--- Input records ---

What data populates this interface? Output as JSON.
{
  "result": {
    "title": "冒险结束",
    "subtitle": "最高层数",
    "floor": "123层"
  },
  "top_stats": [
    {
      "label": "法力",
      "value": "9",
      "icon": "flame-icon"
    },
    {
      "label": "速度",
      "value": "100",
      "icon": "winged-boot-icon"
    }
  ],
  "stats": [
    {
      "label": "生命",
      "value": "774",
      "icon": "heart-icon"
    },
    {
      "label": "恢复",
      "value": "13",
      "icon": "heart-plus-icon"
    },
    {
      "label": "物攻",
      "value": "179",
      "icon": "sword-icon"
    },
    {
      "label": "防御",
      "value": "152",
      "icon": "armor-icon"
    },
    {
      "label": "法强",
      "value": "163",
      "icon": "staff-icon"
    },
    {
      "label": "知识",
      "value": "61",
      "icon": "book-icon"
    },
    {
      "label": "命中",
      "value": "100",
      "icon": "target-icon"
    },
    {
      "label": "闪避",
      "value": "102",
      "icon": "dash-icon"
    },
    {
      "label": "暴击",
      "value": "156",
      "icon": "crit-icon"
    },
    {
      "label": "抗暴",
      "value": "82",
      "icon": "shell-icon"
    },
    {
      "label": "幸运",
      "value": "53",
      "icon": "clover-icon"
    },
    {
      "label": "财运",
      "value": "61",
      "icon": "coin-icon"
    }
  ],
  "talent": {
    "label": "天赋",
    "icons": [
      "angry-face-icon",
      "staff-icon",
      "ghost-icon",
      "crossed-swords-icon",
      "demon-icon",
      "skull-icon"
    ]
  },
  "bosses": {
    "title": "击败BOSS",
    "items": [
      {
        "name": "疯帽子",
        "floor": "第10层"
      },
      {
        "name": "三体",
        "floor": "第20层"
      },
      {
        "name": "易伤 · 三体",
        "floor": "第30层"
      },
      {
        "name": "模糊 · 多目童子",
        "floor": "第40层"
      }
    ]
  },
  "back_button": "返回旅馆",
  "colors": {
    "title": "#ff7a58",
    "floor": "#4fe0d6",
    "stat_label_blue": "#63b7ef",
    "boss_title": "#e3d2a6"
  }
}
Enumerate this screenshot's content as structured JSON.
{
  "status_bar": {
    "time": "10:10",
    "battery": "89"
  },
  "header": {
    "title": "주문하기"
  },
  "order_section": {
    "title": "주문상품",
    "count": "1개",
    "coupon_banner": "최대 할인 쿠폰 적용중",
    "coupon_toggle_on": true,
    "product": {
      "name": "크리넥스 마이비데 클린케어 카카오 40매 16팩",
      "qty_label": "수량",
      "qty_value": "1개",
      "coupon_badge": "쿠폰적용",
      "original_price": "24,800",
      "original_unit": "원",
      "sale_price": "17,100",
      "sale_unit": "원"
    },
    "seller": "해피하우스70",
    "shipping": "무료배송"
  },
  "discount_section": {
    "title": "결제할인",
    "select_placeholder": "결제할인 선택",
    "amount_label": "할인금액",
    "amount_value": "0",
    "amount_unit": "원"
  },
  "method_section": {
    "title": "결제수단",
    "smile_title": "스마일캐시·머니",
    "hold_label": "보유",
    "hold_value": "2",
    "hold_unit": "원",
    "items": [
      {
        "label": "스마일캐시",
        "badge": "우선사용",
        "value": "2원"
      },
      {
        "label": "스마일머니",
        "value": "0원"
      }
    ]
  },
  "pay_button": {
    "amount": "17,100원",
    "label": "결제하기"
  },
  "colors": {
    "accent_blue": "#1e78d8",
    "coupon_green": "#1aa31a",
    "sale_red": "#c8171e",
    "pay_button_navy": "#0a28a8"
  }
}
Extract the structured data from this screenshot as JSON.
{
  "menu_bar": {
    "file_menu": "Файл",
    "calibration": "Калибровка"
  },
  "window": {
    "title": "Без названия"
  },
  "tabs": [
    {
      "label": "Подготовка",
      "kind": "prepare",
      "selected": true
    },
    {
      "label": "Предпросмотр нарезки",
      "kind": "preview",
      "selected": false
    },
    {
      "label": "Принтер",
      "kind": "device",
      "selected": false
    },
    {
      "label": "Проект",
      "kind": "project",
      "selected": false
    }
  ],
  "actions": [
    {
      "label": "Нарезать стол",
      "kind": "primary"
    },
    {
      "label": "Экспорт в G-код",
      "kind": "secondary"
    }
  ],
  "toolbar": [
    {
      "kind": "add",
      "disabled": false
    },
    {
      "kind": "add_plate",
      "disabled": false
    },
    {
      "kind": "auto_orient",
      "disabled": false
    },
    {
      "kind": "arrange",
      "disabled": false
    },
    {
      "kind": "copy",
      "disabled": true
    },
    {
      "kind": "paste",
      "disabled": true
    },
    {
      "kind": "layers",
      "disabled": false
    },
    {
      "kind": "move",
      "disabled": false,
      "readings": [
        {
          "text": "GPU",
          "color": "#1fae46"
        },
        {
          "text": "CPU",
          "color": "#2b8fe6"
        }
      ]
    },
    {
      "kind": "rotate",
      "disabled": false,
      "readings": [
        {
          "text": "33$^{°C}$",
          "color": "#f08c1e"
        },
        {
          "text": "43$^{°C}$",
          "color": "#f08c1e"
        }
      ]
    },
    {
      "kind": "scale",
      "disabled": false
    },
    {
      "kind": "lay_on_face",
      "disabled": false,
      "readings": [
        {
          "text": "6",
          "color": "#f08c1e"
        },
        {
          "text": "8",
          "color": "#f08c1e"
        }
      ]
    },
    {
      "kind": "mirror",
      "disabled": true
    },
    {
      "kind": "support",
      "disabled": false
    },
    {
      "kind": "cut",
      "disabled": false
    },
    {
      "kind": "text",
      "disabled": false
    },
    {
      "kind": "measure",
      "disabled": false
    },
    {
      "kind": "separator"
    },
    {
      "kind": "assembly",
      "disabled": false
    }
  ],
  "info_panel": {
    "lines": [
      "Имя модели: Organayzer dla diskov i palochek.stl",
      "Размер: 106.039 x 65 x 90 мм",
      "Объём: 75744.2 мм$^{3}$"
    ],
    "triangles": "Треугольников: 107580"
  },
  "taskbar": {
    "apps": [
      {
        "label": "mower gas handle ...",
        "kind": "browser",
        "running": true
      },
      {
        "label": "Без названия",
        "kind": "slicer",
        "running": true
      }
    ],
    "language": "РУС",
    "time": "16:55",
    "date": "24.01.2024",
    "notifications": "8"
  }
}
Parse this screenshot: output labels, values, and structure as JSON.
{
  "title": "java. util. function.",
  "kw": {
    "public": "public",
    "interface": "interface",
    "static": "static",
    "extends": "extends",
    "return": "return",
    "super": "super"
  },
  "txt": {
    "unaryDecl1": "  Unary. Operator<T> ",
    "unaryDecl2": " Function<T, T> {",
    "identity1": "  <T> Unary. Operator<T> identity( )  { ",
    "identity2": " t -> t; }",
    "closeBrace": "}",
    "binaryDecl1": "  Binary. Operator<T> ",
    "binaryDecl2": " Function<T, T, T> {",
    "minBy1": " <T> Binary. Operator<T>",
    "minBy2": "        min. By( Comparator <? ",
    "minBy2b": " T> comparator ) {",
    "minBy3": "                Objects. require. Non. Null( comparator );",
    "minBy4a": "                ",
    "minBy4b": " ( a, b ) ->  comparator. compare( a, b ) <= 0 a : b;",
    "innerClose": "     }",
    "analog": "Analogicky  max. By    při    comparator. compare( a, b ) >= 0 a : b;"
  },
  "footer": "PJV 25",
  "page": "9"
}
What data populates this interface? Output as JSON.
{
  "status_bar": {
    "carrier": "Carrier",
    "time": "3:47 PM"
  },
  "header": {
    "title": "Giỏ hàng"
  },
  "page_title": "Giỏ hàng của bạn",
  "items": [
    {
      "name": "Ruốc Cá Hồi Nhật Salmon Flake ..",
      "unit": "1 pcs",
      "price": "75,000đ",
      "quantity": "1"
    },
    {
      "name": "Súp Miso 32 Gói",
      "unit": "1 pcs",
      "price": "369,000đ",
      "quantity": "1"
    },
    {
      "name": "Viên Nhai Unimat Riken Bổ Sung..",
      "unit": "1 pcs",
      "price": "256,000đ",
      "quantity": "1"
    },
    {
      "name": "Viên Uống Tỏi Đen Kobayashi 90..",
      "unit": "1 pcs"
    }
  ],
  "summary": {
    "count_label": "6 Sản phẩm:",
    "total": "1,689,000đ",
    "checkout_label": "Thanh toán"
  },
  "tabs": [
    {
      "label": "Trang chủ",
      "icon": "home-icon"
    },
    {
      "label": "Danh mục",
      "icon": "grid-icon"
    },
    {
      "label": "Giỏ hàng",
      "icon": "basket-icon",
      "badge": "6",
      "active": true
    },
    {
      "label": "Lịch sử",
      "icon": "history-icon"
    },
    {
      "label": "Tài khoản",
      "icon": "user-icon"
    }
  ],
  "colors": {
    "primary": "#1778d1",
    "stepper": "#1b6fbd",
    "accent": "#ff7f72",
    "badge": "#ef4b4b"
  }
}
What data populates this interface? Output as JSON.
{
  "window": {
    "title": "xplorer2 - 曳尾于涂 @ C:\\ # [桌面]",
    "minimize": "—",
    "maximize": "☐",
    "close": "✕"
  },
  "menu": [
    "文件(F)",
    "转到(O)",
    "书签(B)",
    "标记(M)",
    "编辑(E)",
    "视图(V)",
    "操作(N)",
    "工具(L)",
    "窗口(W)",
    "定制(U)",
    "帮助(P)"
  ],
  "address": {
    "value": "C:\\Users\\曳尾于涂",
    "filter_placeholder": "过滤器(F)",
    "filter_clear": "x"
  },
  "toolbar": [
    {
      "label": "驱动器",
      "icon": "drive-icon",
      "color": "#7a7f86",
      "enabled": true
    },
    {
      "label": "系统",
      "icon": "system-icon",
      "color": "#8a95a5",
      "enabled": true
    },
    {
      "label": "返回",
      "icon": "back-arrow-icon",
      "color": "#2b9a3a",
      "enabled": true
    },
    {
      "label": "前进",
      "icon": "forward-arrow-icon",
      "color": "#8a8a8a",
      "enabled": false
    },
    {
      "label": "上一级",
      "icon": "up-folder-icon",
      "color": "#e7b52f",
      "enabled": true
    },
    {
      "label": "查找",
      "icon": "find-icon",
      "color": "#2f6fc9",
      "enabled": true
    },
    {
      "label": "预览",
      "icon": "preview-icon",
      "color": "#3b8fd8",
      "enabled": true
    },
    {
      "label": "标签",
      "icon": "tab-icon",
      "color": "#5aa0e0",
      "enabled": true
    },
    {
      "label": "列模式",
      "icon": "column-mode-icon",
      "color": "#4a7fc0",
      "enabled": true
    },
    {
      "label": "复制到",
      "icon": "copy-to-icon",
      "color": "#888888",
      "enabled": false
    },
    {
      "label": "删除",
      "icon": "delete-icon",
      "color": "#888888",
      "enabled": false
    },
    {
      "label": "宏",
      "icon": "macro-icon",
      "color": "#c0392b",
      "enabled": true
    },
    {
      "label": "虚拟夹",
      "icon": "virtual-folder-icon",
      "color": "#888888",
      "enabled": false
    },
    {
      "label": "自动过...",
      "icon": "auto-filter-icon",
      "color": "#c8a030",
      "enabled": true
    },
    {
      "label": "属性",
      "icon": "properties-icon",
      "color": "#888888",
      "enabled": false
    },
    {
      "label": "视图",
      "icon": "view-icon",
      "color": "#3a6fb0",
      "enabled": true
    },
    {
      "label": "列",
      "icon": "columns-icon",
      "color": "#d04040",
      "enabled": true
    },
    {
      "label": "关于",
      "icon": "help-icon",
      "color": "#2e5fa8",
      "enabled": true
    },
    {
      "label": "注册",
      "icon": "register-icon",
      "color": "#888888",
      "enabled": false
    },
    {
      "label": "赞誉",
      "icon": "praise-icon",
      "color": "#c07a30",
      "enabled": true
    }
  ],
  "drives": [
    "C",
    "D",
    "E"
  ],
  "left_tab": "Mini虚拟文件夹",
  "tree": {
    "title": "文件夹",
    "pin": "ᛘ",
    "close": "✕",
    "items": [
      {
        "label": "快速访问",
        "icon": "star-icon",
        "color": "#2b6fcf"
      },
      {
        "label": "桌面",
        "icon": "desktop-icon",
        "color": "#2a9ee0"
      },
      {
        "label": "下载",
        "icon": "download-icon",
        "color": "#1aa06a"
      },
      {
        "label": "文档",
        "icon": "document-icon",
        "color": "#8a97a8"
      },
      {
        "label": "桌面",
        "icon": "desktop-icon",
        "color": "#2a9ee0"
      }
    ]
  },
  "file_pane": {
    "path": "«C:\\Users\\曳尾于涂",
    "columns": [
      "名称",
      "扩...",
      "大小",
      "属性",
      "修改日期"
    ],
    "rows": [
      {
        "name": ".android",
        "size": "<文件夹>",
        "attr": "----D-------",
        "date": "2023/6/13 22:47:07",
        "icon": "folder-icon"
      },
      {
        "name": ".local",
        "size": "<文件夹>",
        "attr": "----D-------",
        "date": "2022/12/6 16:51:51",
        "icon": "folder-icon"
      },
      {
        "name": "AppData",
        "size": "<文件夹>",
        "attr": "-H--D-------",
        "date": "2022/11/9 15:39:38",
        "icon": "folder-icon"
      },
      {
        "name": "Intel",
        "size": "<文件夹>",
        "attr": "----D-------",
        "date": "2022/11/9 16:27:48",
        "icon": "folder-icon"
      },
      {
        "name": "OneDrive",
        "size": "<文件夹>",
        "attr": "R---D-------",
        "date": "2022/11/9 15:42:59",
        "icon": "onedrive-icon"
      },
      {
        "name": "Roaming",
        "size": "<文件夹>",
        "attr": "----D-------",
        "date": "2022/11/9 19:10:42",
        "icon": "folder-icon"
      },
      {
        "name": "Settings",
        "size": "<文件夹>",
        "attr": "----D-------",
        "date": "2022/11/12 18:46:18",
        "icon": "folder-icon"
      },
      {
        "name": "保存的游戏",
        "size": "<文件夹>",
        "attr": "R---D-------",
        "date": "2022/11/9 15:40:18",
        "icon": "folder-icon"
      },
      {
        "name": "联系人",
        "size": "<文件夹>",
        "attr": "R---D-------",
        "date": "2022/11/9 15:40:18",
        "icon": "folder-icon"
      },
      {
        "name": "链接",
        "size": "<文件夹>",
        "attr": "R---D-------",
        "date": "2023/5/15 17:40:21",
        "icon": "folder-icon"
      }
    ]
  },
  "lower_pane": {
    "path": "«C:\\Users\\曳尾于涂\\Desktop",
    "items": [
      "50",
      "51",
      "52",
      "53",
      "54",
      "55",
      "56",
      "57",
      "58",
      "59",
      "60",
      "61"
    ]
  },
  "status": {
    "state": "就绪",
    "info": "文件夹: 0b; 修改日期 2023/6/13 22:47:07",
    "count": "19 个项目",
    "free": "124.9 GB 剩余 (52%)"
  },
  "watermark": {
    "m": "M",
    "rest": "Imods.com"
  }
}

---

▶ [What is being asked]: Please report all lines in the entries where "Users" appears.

▶ [Reply]:
    "value": "C:\\Users\\曳尾于涂",
    "path": "«C:\\Users\\曳尾于涂",
    "path": "«C:\\Users\\曳尾于涂\\Desktop",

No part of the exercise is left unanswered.